The Knicks stuck with their favored drop coverage for most of the first half, but upped the intensity at the break. They threw a few more double teams, blitzes, and aggressive hedges at him as the game progressed, but they still stick to their bread-and-butter.

This is exactly what the Knicks were trying to do to Young in Game 1, but the execution wasn’t there. Thibs will live with Young taking a ton of tough shots because the plan was to limit the chances for other Hawks to score.

Going all-in on that strategy worked. Young looked a bit sluggish in the second half and the other guys couldn’t find a rhythm. The Knicks held the Hawks to 18 and 17 points in the third and fourth quarter, respectively.

Holding a player to 30 points and seven assists doesn’t sound like good defense, but it was in fact, great defense. Bogdan Bogdanovic and Danilo Gallinari were a combined 4-for-22 from three while John Collins and Clint Capela combined for a whopping four points.

Thibs will gladly watch Trae Young rack up 30 point games as long as they are holding the Hawks to under 100 points.

Observation 2: Thibs Guys

There have been plenty of jokes over the years about Thibodeau trying to recreate those early 2010s Bulls teams, but it wasn’t a laughing matter on Wednesday. After watching his team sleepwalk through the first half, Thibs turned to Rose and Gibson to start the second half in place of Elfrid Payton and Nerlens Noel. The move paid off.

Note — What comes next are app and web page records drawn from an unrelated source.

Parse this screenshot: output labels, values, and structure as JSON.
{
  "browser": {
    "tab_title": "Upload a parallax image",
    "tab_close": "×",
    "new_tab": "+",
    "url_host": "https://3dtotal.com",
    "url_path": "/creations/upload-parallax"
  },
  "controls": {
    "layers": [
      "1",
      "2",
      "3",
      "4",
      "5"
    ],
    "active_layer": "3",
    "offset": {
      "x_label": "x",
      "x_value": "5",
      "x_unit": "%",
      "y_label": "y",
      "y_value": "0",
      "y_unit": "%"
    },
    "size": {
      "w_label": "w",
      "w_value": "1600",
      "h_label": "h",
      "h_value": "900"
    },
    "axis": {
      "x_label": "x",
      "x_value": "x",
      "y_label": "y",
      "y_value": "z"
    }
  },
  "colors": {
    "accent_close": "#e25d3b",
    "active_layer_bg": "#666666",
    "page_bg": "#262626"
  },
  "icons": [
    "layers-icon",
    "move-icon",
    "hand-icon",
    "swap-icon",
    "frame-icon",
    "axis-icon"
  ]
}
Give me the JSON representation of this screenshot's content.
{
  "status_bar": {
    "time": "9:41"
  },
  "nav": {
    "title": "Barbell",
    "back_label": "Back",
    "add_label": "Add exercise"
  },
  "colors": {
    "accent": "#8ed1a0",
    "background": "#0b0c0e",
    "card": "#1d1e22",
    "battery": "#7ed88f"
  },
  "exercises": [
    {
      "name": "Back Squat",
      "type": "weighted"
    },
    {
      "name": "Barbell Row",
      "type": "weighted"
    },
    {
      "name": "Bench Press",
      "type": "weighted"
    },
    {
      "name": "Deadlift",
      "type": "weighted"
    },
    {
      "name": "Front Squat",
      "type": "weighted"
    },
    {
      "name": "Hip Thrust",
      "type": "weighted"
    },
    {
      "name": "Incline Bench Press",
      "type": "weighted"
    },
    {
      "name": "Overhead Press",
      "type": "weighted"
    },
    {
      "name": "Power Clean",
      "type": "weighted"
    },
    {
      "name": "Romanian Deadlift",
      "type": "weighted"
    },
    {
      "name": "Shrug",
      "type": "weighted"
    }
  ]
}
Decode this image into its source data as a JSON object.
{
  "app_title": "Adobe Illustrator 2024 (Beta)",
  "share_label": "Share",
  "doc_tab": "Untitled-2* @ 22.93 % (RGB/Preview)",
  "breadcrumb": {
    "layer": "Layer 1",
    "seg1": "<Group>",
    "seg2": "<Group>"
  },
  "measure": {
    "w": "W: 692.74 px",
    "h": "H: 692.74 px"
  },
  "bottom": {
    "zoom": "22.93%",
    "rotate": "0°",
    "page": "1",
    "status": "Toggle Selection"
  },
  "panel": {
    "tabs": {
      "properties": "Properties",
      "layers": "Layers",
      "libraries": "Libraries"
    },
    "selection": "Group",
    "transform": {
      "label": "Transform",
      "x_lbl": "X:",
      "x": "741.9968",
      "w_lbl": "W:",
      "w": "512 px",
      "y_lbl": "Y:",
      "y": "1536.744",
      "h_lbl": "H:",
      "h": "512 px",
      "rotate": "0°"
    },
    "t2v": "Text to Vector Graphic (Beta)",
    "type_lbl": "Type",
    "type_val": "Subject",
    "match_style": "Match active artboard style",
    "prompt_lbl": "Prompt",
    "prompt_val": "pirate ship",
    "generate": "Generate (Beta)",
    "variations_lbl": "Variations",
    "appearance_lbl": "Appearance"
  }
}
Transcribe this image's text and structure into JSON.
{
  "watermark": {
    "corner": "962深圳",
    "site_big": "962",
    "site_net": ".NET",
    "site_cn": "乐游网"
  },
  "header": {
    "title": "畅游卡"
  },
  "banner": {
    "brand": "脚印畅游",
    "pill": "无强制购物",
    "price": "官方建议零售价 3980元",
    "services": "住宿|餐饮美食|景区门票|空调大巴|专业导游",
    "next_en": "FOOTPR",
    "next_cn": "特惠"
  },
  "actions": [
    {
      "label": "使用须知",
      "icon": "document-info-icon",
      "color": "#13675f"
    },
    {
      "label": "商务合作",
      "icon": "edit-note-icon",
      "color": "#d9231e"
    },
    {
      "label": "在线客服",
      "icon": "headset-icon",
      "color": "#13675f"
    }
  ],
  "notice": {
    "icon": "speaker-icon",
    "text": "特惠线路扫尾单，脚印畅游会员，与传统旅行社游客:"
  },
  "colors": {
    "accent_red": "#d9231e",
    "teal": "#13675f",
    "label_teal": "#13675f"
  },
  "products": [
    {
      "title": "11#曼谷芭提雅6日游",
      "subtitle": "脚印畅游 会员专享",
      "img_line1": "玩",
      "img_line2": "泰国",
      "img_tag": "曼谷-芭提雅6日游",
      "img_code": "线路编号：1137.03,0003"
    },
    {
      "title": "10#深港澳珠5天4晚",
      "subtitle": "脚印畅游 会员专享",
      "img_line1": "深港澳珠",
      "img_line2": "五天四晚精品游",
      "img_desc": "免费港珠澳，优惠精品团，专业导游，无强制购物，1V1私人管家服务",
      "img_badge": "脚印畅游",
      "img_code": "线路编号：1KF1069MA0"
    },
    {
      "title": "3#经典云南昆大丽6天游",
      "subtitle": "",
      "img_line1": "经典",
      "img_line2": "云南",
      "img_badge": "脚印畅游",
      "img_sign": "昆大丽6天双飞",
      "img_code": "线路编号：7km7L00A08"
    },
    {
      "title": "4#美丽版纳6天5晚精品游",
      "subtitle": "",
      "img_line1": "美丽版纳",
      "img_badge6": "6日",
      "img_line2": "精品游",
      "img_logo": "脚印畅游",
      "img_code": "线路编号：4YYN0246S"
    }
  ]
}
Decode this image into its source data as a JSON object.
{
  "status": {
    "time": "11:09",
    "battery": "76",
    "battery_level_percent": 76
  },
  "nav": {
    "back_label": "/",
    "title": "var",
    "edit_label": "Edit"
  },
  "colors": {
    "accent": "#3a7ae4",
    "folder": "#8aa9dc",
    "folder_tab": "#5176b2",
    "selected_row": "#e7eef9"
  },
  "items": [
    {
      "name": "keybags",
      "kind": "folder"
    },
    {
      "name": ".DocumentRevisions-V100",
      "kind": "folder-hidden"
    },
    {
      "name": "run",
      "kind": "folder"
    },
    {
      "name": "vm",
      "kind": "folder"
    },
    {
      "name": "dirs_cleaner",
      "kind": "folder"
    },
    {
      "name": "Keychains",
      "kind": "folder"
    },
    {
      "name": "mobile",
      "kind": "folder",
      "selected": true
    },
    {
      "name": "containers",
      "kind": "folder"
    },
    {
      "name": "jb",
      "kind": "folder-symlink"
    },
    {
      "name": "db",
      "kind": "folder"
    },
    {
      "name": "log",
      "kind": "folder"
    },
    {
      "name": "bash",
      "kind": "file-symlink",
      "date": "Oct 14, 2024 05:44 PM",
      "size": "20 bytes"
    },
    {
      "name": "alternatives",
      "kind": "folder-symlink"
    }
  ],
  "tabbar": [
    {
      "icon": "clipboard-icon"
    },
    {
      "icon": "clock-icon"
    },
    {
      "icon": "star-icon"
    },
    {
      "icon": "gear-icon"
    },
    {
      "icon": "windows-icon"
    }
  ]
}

Rose was a lifeboat for the Knicks when they couldn’t buy a bucket and although Gibson is no dominant rim protector at this point in his career, he’s a Jedi defensively. He might not get up as high as he used to, but he is disruptive enough in the passing lanes to anchor the defense.

No one can question how much Thibs believes in Rose and Gibson. With their backs against the wall, it was the two “Thibs guys” on this roster who came up clutch.

“Both (Rose) and Taj have been in a number of playoff games,” Thibs told reporters after the game. “So I think they understand that we have some guys that haven’t been in playoff games.”

That experience proved to be the difference. Rose’s 26 points led the Knicks and Gibson’s six points, seven rebounds, three steals, and one block can’t begin to explain the impact he had on this game. Plus-minus is not always reliable as a single-game statistic, but Gibson’s +23 was a game-high — Noel was a team-worst -14.

Is it 2011 again?

Observation 3: Still Need More

Yes, the Knicks still need a lot more from Julius Randle and RJ Barrett. Randle had a strong second half that spurred the comeback and Barrett was hot early, but it’s not enough. They were just 10-for-30 from the floor.

Randle and Barrett are the first and second banana on this roster and they have yet to put together four quarters of consistent basketball. That could be good or bad news depending on your level of optimism.

With Reggie Bullock starting to heat up — he hit four second-half threes — that should open up the lane for Randle and Barrett. The Knicks only need to steal one of the next two games in Atlanta to steal back home-court advantage. They can’t be too upset with the position they are in, but they won’t win three more games without their best players stepping up.

NY/NJ hoops reporter (NBA/NCAA) & sports betting writer for XL Media. Never had the makings of a varsity athlete.